The story begins with the violent death of a husband and father, Finn Darling, and splits into four perspectives. A year after Finn's death in April, we're taken into the lives of four people he has left behind. These and their step-relations and suitors make up one big unhappy 21st century family and an intriguing net of interconnections, bitchiness and passive rage.
There is Finn's young widow, Daphne Darling, working for an estate agent and struggling to get along with her orphaned stepdaughter, Una Darling, a monosyllabic texting teen.
There is Finn's practical and rather embarrassing mother, Mo Darling, who Daphne is stuck with, but whose own means of coping with grief become interesting as we get to know her.
And Daphne's adulterous mother Isobel, a lonely wife approaching 60, whose wealthy husband brings her yoghurt with goji berries and pumpkin seeds in bed, but whose vacuous existence has made her stray into the thorny world of online dating.
Isobel is the most fascinating of the four but the least important to the main storyline. We'd like more where she came from, please.

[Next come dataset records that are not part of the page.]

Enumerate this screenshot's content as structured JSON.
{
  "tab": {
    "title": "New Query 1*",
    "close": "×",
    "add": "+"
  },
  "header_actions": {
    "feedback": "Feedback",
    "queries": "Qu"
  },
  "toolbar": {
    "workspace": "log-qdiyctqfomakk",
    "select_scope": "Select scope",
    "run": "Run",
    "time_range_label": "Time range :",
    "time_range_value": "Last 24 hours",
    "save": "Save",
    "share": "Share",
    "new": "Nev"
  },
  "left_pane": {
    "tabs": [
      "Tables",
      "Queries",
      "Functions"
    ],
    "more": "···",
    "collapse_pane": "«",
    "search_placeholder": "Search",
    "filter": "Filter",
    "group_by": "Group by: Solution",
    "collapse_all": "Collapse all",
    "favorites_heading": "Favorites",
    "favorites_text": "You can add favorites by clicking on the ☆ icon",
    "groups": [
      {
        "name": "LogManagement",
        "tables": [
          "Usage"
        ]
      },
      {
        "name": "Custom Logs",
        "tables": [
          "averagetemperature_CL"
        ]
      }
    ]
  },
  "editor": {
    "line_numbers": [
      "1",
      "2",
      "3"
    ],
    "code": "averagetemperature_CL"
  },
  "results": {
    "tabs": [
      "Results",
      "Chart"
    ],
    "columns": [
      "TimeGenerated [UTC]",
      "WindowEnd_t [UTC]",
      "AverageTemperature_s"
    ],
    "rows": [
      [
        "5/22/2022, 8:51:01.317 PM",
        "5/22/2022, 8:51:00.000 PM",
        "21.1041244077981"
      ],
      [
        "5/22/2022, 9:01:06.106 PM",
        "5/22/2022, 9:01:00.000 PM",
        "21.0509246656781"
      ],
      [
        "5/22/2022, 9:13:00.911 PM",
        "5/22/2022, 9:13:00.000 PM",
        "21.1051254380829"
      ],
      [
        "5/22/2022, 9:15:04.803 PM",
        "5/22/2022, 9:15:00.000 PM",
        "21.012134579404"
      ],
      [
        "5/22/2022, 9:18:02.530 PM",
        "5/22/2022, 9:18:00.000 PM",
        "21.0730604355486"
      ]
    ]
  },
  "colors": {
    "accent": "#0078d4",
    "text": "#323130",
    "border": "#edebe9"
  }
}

Meaney can write full-bodied and compelling characters. Can, but doesn't always: Daphne Darling is a desperately bland piece of work. Less of where she came from, please.
This is commercial women's fiction, but Meaney has written books for children and young adults, and she would surely be able to write fiction that doesn't sell too (literary). She crafts her observations, she has good vocabulary. A beady narrative eye follows the characters in their daily business.
Simple, kitchen sink descriptions of twisting salt onto potatoes don't mean we're deprived of a beautiful sentence: "The rain drops smack like popping corn onto her bonnet", "Pity is useless; pity makes her want to throttle someone", "Grief made an alien of her."
Some perhaps personal quibbles, like all fiction of its kind, Two Fridays in April is set in a time-and-space vacuum, to ensure a universal appeal for those foreign readers (Meaney's books are translated into six languages).
There is reference to a property boom "when house prices started to go mad", but there are no other marks of history, or place names. However, the voices are so distinctly small-town Irish that we wonder, why not just go the full Monty, and give us a context?
The plotting is hasty: an over-reliance on the excruciating cliff-hanger to keep us reading, and a jigsaw-puzzle piecing together of this fragmented family that borders on the incestuous.
But the structural cleverness definitely makes for a worthwhile fast read. Four women across the generations are imprisoned in their individual worries, but events force their worlds to converge, reminding us that sometimes we just have to get along.